Blaesser points to the Army Corps’ 204 study, which states that “providing the material at the most up drift location, closest to the Cape Cod Canal, makes the most sense from a coastal processes standpoint.’’ The study found that if sand weren’t placed in front of those private homes, the land could erode all the way back to the public Town Neck Road, creating damage that would cost the town $3.9 million, by one estimate. Putting the sand in front of the homes would save taxpayers $2.25 million over five years.
The town doesn’t have hard numbers for the cost-benefit of the new plan. It doesn’t have to conduct an analysis since federal funds aren’t at play anymore, Dunham said.
“From a coastal processes standpoint, if you get only part of the sand, the best approach is to put it on the up drift side,’’ said Kirk Bosma, a coastal engineer at Woods Hole. “But that doesn’t that mean that from an overall perspective, [up drift] is the best place to put it. There’s also recreational goals, public useage goals, natural resource goals.’’
Given that the Army Corps thoroughly analyzed both the costs and the coastal systems to come up with the original plan, Hand said she thinks the town would be “irresponsible and financially negligent’’ not to follow it. She and the other property owners who didn’t sign the permanent easements say they’d be fine signing temporary easements.
They also say they’d pay the town back for the portion of sand that would go on their private property if the original placement were still carried out. This would cost taxpayers less money overall, they argue.
With no other options left and their homes in jeopardy, this small band of shore-dwellers is still holding out hope that the town may still put the sand on their property.
In his office, with maps of the beaches and binders of forms and applications scattered across his desk, Dunham sighed.
“It’s too late,’’ he said. “The project’s moving forward not in front of their houses.’’
All of this, however, is contingent on the Corps formally agreeing to sell the sand to the town, and on the taxpayers agreeing to buy it for $1.7 million at the August 31 meeting. If the town won’t stick to the original plan, will they keep fighting?

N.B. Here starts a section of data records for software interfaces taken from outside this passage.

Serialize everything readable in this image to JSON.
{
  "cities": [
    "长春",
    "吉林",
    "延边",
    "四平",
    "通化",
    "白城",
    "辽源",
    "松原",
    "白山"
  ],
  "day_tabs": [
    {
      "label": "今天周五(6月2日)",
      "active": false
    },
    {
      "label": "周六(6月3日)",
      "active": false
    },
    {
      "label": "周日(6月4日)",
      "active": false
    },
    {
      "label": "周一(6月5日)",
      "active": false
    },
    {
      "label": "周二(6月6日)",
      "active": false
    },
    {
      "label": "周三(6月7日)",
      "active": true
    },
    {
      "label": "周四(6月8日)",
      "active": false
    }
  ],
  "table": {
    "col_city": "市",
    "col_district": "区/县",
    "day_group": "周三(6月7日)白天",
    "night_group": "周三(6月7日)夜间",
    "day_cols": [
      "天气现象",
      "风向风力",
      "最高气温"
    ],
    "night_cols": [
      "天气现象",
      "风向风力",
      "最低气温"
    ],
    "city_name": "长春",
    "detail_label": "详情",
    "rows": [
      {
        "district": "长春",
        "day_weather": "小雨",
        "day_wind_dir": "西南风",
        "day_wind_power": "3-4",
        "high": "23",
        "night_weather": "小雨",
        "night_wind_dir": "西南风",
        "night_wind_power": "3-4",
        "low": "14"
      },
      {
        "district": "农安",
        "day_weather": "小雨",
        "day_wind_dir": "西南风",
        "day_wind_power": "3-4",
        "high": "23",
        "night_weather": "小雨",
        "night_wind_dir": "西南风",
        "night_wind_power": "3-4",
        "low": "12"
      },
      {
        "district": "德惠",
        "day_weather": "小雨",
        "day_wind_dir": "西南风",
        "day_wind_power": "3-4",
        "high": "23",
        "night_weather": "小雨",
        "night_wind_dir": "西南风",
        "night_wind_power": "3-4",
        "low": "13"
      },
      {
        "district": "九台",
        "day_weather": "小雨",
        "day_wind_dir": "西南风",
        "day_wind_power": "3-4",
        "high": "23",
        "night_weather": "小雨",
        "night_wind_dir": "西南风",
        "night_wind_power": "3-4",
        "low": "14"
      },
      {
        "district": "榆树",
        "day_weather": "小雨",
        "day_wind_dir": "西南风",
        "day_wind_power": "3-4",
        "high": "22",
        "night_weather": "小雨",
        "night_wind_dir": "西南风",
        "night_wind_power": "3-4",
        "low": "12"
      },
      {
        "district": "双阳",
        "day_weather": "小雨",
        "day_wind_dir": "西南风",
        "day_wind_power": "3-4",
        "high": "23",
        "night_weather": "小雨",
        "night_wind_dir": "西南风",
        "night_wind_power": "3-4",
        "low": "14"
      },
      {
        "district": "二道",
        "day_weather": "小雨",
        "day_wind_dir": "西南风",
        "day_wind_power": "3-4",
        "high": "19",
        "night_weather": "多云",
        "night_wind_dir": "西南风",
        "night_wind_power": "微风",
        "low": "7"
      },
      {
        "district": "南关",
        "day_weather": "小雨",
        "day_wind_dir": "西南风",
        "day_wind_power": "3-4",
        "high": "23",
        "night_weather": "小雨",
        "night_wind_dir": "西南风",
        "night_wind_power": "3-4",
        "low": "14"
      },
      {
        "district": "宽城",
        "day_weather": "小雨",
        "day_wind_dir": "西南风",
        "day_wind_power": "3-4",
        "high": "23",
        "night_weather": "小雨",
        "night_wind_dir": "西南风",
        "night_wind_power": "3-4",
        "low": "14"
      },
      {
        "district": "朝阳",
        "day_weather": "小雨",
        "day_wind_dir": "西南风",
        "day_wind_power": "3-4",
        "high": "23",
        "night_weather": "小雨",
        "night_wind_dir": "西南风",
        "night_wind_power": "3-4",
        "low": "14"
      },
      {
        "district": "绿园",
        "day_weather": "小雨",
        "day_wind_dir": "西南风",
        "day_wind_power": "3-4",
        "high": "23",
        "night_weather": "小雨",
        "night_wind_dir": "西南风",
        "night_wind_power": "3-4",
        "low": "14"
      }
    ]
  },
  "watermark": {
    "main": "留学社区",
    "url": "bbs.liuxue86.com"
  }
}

“It’s easy to say, ‘They should’ve signed the easements,’’’ said Schneider. “But until you’re in someone else’s shoes, you can’t say what you’d do.’’